Exercise requirements
Among the entries, which lines carry the string "That"? Copy every one.

Material for this task

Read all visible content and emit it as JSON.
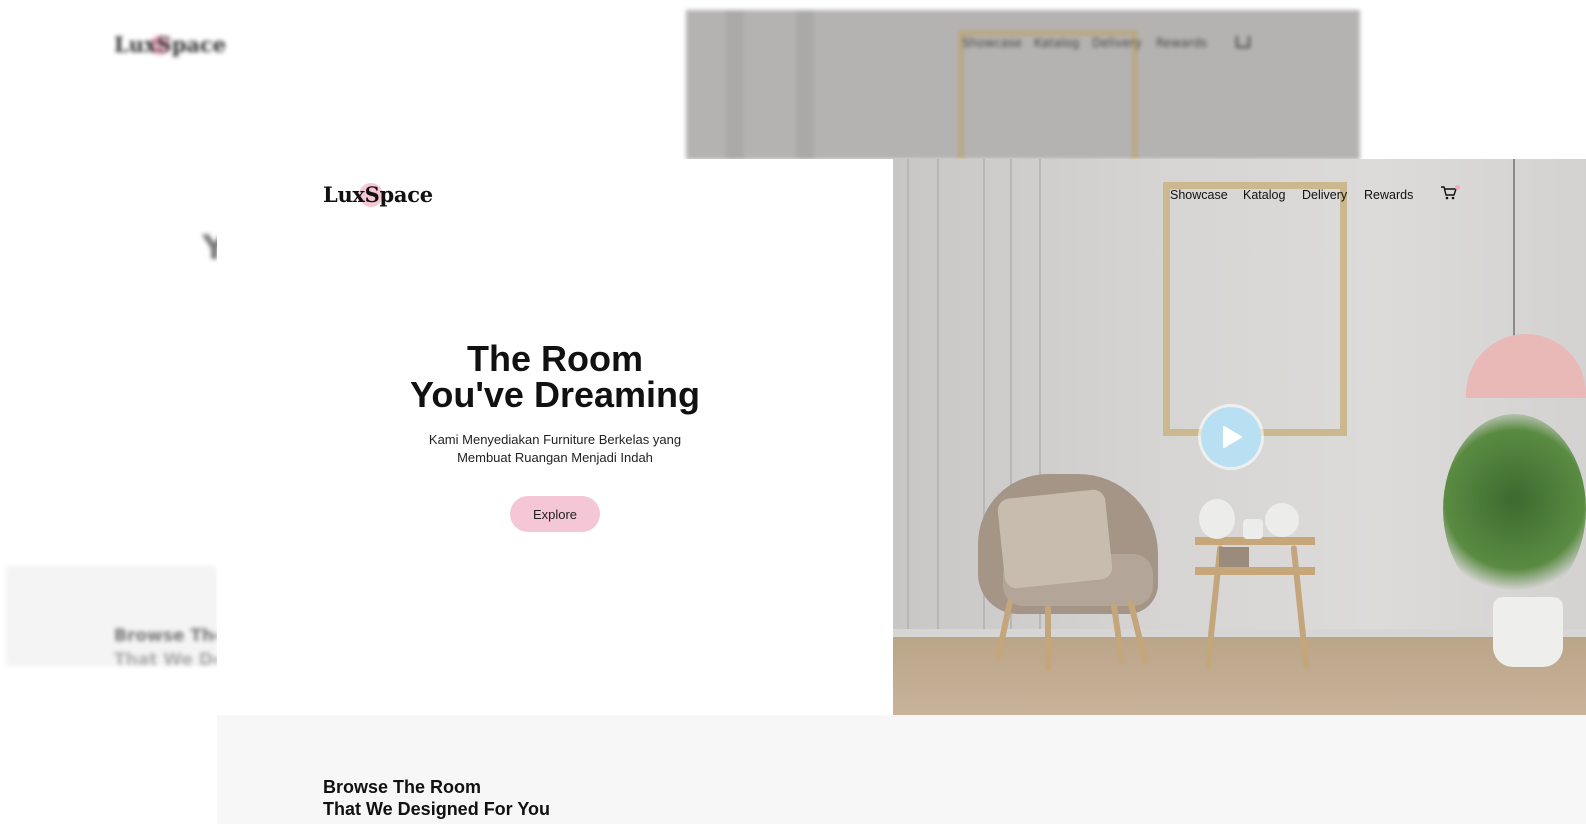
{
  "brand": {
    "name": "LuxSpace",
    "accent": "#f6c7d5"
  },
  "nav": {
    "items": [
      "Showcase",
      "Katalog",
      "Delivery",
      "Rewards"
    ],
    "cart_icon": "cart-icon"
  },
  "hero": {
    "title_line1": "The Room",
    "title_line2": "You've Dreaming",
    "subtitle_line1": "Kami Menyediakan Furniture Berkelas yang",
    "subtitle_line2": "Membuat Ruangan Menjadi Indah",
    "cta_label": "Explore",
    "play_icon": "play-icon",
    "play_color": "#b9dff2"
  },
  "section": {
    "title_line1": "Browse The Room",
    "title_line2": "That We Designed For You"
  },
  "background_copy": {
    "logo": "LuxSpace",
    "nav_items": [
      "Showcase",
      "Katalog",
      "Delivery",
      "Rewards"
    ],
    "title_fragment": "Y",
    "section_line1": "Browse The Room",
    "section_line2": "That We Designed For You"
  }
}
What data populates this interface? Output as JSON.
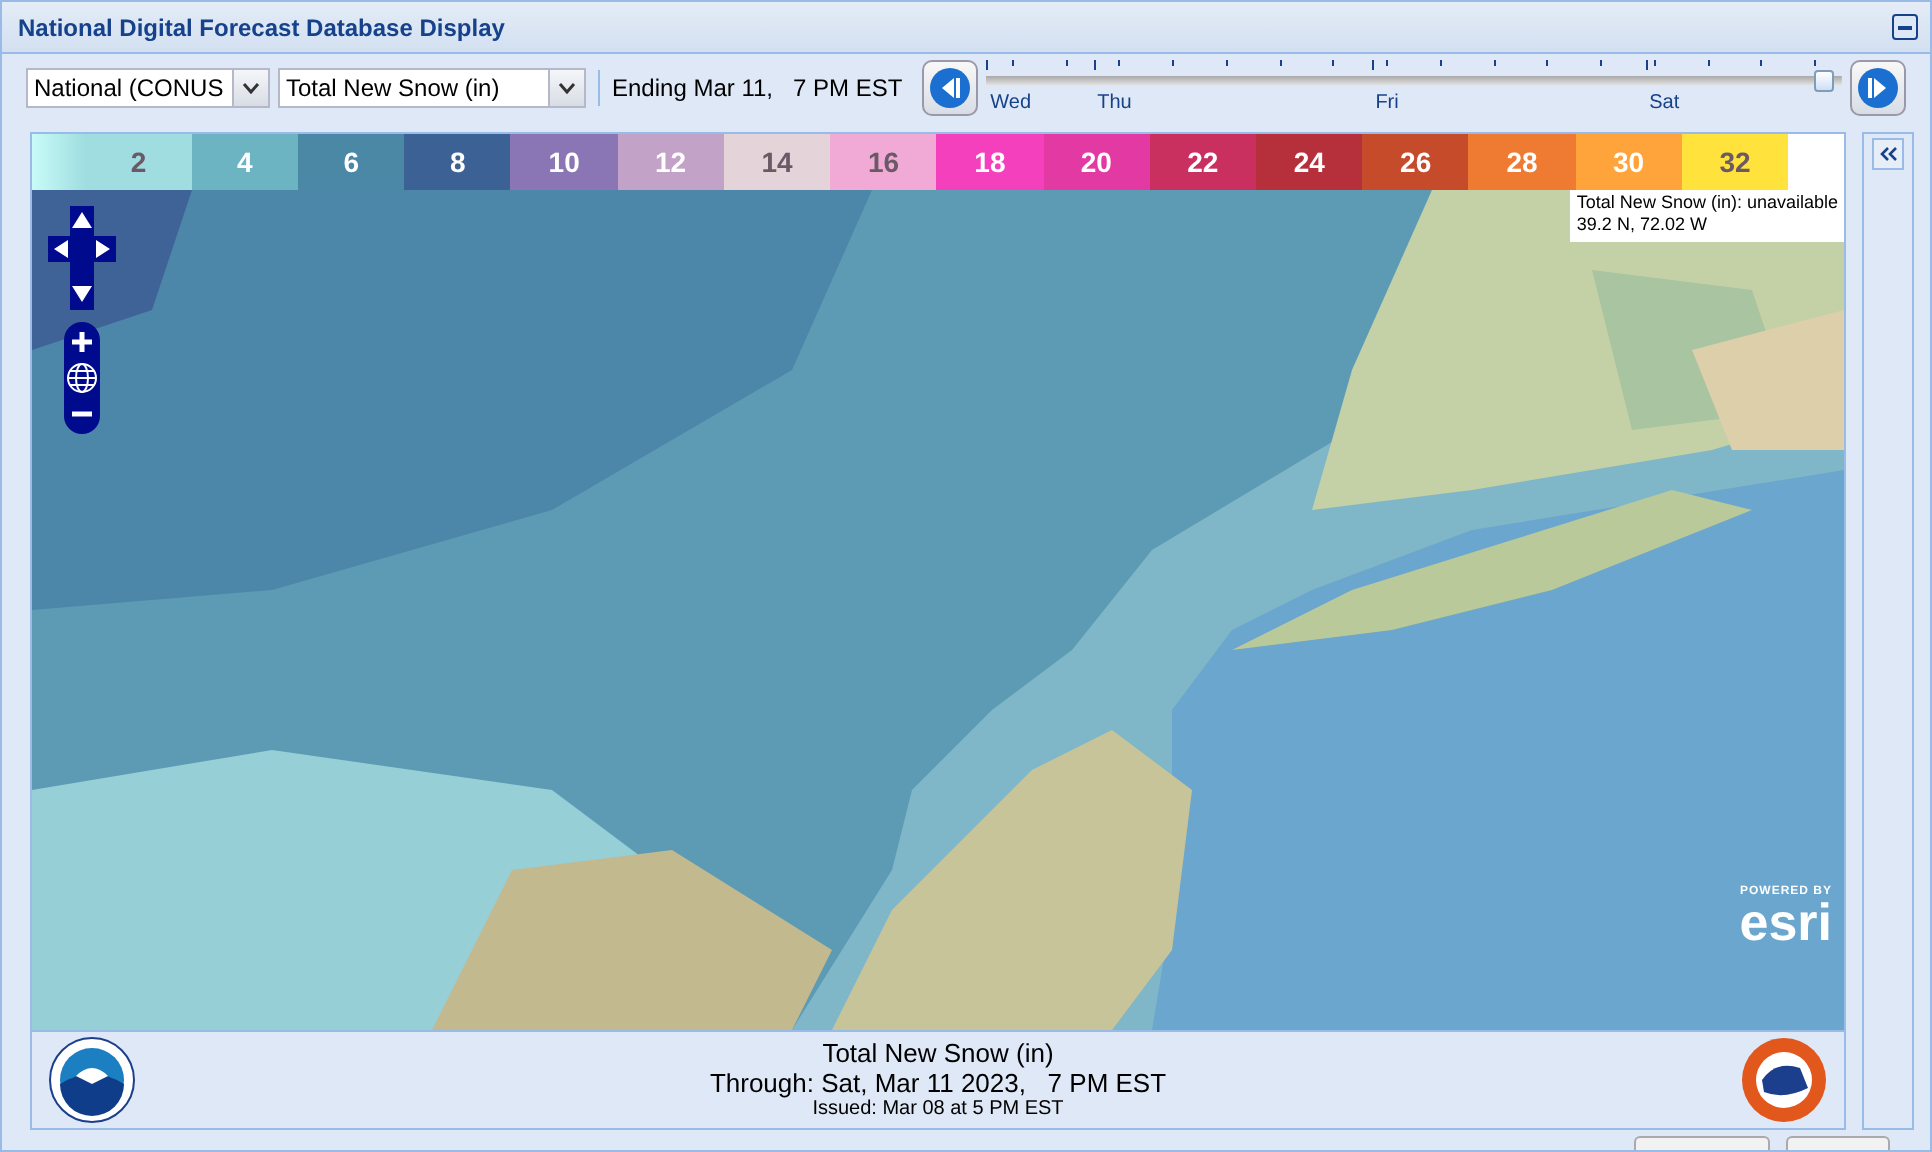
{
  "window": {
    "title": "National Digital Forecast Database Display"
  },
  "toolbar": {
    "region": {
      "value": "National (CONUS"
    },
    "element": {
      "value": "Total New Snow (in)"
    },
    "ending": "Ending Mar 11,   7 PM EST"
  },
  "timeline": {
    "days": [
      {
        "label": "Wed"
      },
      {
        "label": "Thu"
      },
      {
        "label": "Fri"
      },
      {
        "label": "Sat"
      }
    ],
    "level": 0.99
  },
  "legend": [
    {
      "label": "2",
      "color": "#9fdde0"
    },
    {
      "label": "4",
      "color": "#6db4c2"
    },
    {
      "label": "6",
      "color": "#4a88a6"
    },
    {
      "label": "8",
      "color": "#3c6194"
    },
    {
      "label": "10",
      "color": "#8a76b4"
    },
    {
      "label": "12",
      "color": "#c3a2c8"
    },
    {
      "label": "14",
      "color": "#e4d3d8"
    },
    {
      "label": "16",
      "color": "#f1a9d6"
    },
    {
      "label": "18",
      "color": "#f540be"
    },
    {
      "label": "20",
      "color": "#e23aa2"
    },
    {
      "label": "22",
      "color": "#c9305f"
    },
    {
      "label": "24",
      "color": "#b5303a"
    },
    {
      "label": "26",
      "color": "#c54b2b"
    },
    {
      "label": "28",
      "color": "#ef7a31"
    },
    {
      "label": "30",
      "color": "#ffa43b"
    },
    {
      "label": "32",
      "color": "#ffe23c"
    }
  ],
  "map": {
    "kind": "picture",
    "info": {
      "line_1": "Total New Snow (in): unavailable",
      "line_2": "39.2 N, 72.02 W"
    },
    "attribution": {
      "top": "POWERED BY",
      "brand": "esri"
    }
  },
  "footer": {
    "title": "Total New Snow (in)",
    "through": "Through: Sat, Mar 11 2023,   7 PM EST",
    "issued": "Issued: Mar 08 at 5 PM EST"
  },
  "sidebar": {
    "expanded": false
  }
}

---

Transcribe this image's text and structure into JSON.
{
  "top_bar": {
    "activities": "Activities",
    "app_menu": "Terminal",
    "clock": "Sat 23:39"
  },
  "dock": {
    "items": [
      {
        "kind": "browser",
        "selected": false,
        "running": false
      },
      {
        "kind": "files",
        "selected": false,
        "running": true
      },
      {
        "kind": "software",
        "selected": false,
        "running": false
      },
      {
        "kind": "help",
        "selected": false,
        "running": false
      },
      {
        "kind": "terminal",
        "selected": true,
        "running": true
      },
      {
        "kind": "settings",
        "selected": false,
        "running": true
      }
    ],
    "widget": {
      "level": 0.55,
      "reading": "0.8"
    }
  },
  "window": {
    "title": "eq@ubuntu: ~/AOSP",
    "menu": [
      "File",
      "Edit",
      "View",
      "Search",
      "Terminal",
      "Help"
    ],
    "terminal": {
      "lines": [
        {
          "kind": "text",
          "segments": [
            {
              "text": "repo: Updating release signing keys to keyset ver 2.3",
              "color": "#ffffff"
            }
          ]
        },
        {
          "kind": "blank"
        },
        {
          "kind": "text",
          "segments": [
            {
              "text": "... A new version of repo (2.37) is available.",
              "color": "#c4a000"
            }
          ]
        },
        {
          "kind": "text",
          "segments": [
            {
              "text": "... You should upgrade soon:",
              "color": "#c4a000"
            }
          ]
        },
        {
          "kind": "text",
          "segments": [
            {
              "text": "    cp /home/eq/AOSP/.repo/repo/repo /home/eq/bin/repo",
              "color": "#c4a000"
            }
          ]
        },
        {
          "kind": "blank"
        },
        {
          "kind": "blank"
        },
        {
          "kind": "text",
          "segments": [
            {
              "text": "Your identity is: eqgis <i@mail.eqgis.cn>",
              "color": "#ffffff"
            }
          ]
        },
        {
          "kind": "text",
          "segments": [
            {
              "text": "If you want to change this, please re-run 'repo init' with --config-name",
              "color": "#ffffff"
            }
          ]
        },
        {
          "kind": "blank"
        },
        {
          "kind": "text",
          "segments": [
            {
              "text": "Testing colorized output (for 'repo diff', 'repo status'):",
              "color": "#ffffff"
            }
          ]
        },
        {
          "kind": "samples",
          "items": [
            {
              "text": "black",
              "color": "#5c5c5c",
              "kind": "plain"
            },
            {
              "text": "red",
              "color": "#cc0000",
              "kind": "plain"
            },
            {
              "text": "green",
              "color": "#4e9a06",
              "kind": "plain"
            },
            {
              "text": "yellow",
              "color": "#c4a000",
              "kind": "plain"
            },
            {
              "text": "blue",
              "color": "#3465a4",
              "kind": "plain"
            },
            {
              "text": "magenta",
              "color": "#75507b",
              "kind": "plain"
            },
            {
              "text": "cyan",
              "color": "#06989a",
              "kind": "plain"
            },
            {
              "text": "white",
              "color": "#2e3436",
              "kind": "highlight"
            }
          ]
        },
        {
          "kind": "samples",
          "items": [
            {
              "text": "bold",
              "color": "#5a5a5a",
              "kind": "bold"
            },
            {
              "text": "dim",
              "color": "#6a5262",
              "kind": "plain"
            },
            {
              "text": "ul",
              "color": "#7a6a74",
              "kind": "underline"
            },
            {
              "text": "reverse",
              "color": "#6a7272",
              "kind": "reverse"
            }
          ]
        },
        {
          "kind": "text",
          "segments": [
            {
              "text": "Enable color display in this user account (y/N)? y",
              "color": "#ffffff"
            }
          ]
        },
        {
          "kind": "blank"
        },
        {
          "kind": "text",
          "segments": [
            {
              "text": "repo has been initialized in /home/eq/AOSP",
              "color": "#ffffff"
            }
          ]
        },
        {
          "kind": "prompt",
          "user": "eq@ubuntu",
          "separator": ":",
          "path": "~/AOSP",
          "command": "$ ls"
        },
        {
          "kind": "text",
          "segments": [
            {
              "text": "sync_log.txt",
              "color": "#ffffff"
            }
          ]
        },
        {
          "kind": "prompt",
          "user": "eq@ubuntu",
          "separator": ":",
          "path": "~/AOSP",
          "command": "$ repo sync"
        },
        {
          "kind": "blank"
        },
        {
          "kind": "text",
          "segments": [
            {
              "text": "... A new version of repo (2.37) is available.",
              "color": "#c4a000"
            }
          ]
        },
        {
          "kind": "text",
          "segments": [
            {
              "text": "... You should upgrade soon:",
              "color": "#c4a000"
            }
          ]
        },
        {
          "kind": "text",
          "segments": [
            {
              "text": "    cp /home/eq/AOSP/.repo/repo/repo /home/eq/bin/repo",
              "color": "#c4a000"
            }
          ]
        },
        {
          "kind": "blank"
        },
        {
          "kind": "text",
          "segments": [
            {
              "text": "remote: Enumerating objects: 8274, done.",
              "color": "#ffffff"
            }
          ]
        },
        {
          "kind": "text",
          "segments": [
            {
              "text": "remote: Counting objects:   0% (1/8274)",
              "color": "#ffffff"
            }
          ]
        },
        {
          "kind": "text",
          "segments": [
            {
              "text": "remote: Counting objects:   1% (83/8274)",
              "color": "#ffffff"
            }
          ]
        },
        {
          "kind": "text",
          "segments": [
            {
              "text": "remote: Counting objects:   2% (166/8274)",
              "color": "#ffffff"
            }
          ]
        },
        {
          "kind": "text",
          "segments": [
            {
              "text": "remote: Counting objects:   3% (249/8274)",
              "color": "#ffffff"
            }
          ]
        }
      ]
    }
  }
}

Expected answer
    "title_line2": "That We Designed For You"
    "section_line2": "That We Designed For You"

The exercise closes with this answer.